▸ **WORK ITEM**
A line belongs in the answer only if it contains the word "madrasa"; copy every such line from the listing below.
◇ ◇ ◇ ◇
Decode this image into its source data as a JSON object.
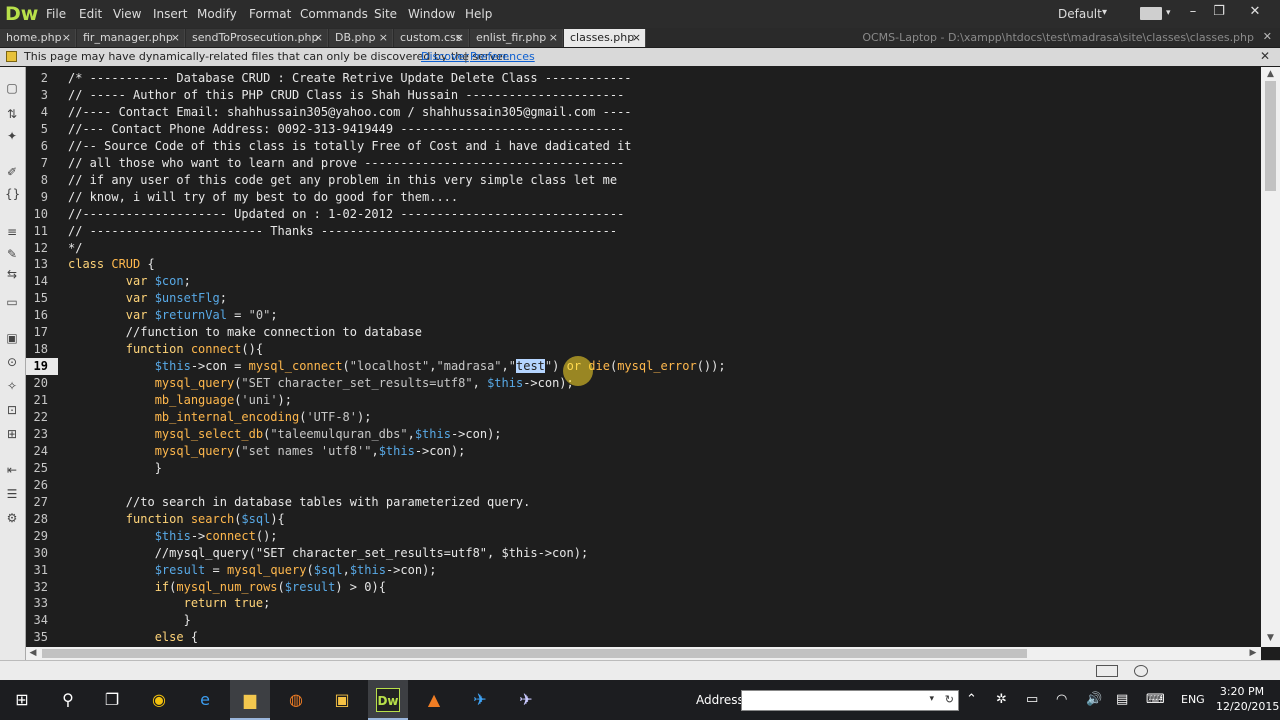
{
  "app": {
    "logo": "Dw",
    "menu": [
      "File",
      "Edit",
      "View",
      "Insert",
      "Modify",
      "Format",
      "Commands",
      "Site",
      "Window",
      "Help"
    ],
    "workspace": "Default",
    "window_buttons": [
      "–",
      "❐",
      "✕"
    ]
  },
  "tabs": [
    {
      "label": "home.php",
      "active": false
    },
    {
      "label": "fir_manager.php",
      "active": false
    },
    {
      "label": "sendToProsecution.php",
      "active": false
    },
    {
      "label": "DB.php",
      "active": false
    },
    {
      "label": "custom.css",
      "active": false
    },
    {
      "label": "enlist_fir.php",
      "active": false
    },
    {
      "label": "classes.php",
      "active": true
    }
  ],
  "tab_close": "×",
  "file_path": "OCMS-Laptop - D:\\xampp\\htdocs\\test\\madrasa\\site\\classes\\classes.php",
  "info_bar": {
    "text": "This page may have dynamically-related files that can only be discovered by the server.",
    "discover": "Discover",
    "separator": "|",
    "preferences": "Preferences",
    "close": "✕"
  },
  "editor": {
    "current_line": 19,
    "selected_text": "test",
    "lines": [
      {
        "n": 2,
        "segs": [
          [
            "c",
            "/* ----------- Database CRUD : Create Retrive Update Delete Class ------------"
          ]
        ]
      },
      {
        "n": 3,
        "segs": [
          [
            "c",
            "// ----- Author of this PHP CRUD Class is Shah Hussain ----------------------"
          ]
        ]
      },
      {
        "n": 4,
        "segs": [
          [
            "c",
            "//---- Contact Email: shahhussain305@yahoo.com / shahhussain305@gmail.com ----"
          ]
        ]
      },
      {
        "n": 5,
        "segs": [
          [
            "c",
            "//--- Contact Phone Address: 0092-313-9419449 -------------------------------"
          ]
        ]
      },
      {
        "n": 6,
        "segs": [
          [
            "c",
            "//-- Source Code of this class is totally Free of Cost and i have dadicated it"
          ]
        ]
      },
      {
        "n": 7,
        "segs": [
          [
            "c",
            "// all those who want to learn and prove ------------------------------------"
          ]
        ]
      },
      {
        "n": 8,
        "segs": [
          [
            "c",
            "// if any user of this code get any problem in this very simple class let me"
          ]
        ]
      },
      {
        "n": 9,
        "segs": [
          [
            "c",
            "// know, i will try of my best to do good for them...."
          ]
        ]
      },
      {
        "n": 10,
        "segs": [
          [
            "c",
            "//-------------------- Updated on : 1-02-2012 -------------------------------"
          ]
        ]
      },
      {
        "n": 11,
        "segs": [
          [
            "c",
            "// ------------------------ Thanks -----------------------------------------"
          ]
        ]
      },
      {
        "n": 12,
        "segs": [
          [
            "c",
            "*/"
          ]
        ]
      },
      {
        "n": 13,
        "segs": [
          [
            "k",
            "class "
          ],
          [
            "f",
            "CRUD"
          ],
          [
            "p",
            " {"
          ]
        ]
      },
      {
        "n": 14,
        "segs": [
          [
            "p",
            "        "
          ],
          [
            "k",
            "var "
          ],
          [
            "v",
            "$con"
          ],
          [
            "p",
            ";"
          ]
        ]
      },
      {
        "n": 15,
        "segs": [
          [
            "p",
            "        "
          ],
          [
            "k",
            "var "
          ],
          [
            "v",
            "$unsetFlg"
          ],
          [
            "p",
            ";"
          ]
        ]
      },
      {
        "n": 16,
        "segs": [
          [
            "p",
            "        "
          ],
          [
            "k",
            "var "
          ],
          [
            "v",
            "$returnVal"
          ],
          [
            "p",
            " = "
          ],
          [
            "s",
            "\"0\""
          ],
          [
            "p",
            ";"
          ]
        ]
      },
      {
        "n": 17,
        "segs": [
          [
            "p",
            "        "
          ],
          [
            "c",
            "//function to make connection to database"
          ]
        ]
      },
      {
        "n": 18,
        "segs": [
          [
            "p",
            "        "
          ],
          [
            "k",
            "function "
          ],
          [
            "f",
            "connect"
          ],
          [
            "p",
            "(){"
          ]
        ]
      },
      {
        "n": 19,
        "segs": [
          [
            "p",
            "            "
          ],
          [
            "v",
            "$this"
          ],
          [
            "p",
            "->con = "
          ],
          [
            "f",
            "mysql_connect"
          ],
          [
            "p",
            "("
          ],
          [
            "s",
            "\"localhost\""
          ],
          [
            "p",
            ","
          ],
          [
            "s",
            "\"madrasa\""
          ],
          [
            "p",
            ","
          ],
          [
            "s",
            "\""
          ],
          [
            "sel",
            "test"
          ],
          [
            "s",
            "\""
          ],
          [
            "p",
            ") "
          ],
          [
            "k",
            "or "
          ],
          [
            "f",
            "die"
          ],
          [
            "p",
            "("
          ],
          [
            "f",
            "mysql_error"
          ],
          [
            "p",
            "());"
          ]
        ]
      },
      {
        "n": 20,
        "segs": [
          [
            "p",
            "            "
          ],
          [
            "f",
            "mysql_query"
          ],
          [
            "p",
            "("
          ],
          [
            "s",
            "\"SET character_set_results=utf8\""
          ],
          [
            "p",
            ", "
          ],
          [
            "v",
            "$this"
          ],
          [
            "p",
            "->con);"
          ]
        ]
      },
      {
        "n": 21,
        "segs": [
          [
            "p",
            "            "
          ],
          [
            "f",
            "mb_language"
          ],
          [
            "p",
            "("
          ],
          [
            "s",
            "'uni'"
          ],
          [
            "p",
            ");"
          ]
        ]
      },
      {
        "n": 22,
        "segs": [
          [
            "p",
            "            "
          ],
          [
            "f",
            "mb_internal_encoding"
          ],
          [
            "p",
            "("
          ],
          [
            "s",
            "'UTF-8'"
          ],
          [
            "p",
            ");"
          ]
        ]
      },
      {
        "n": 23,
        "segs": [
          [
            "p",
            "            "
          ],
          [
            "f",
            "mysql_select_db"
          ],
          [
            "p",
            "("
          ],
          [
            "s",
            "\"taleemulquran_dbs\""
          ],
          [
            "p",
            ","
          ],
          [
            "v",
            "$this"
          ],
          [
            "p",
            "->con);"
          ]
        ]
      },
      {
        "n": 24,
        "segs": [
          [
            "p",
            "            "
          ],
          [
            "f",
            "mysql_query"
          ],
          [
            "p",
            "("
          ],
          [
            "s",
            "\"set names 'utf8'\""
          ],
          [
            "p",
            ","
          ],
          [
            "v",
            "$this"
          ],
          [
            "p",
            "->con);"
          ]
        ]
      },
      {
        "n": 25,
        "segs": [
          [
            "p",
            "            }"
          ]
        ]
      },
      {
        "n": 26,
        "segs": [
          [
            "p",
            ""
          ]
        ]
      },
      {
        "n": 27,
        "segs": [
          [
            "p",
            "        "
          ],
          [
            "c",
            "//to search in database tables with parameterized query."
          ]
        ]
      },
      {
        "n": 28,
        "segs": [
          [
            "p",
            "        "
          ],
          [
            "k",
            "function "
          ],
          [
            "f",
            "search"
          ],
          [
            "p",
            "("
          ],
          [
            "v",
            "$sql"
          ],
          [
            "p",
            "){"
          ]
        ]
      },
      {
        "n": 29,
        "segs": [
          [
            "p",
            "            "
          ],
          [
            "v",
            "$this"
          ],
          [
            "p",
            "->"
          ],
          [
            "f",
            "connect"
          ],
          [
            "p",
            "();"
          ]
        ]
      },
      {
        "n": 30,
        "segs": [
          [
            "p",
            "            "
          ],
          [
            "c",
            "//mysql_query(\"SET character_set_results=utf8\", $this->con);"
          ]
        ]
      },
      {
        "n": 31,
        "segs": [
          [
            "p",
            "            "
          ],
          [
            "v",
            "$result"
          ],
          [
            "p",
            " = "
          ],
          [
            "f",
            "mysql_query"
          ],
          [
            "p",
            "("
          ],
          [
            "v",
            "$sql"
          ],
          [
            "p",
            ","
          ],
          [
            "v",
            "$this"
          ],
          [
            "p",
            "->con);"
          ]
        ]
      },
      {
        "n": 32,
        "segs": [
          [
            "p",
            "            "
          ],
          [
            "k",
            "if"
          ],
          [
            "p",
            "("
          ],
          [
            "f",
            "mysql_num_rows"
          ],
          [
            "p",
            "("
          ],
          [
            "v",
            "$result"
          ],
          [
            "p",
            ") > 0){"
          ]
        ]
      },
      {
        "n": 33,
        "segs": [
          [
            "p",
            "                "
          ],
          [
            "k",
            "return true"
          ],
          [
            "p",
            ";"
          ]
        ]
      },
      {
        "n": 34,
        "segs": [
          [
            "p",
            "                }"
          ]
        ]
      },
      {
        "n": 35,
        "segs": [
          [
            "p",
            "            "
          ],
          [
            "k",
            "else"
          ],
          [
            "p",
            " {"
          ]
        ]
      }
    ]
  },
  "colors": {
    "c": "#e8e8e8",
    "k": "#ffd479",
    "f": "#ffb84d",
    "v": "#58a9e6",
    "s": "#c7c7c7",
    "p": "#e6e6e6",
    "sel_bg": "#b5d5ff",
    "sel_fg": "#202020"
  },
  "taskbar": {
    "address_label": "Address",
    "address_value": "",
    "lang": "ENG",
    "time": "3:20 PM",
    "date": "12/20/2015"
  }
}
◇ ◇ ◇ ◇
▸ **ANSWER FOR THE TASK**
  "file_path": "OCMS-Laptop - D:\\xampp\\htdocs\\test\\madrasa\\site\\classes\\classes.php",
            "\"madrasa\""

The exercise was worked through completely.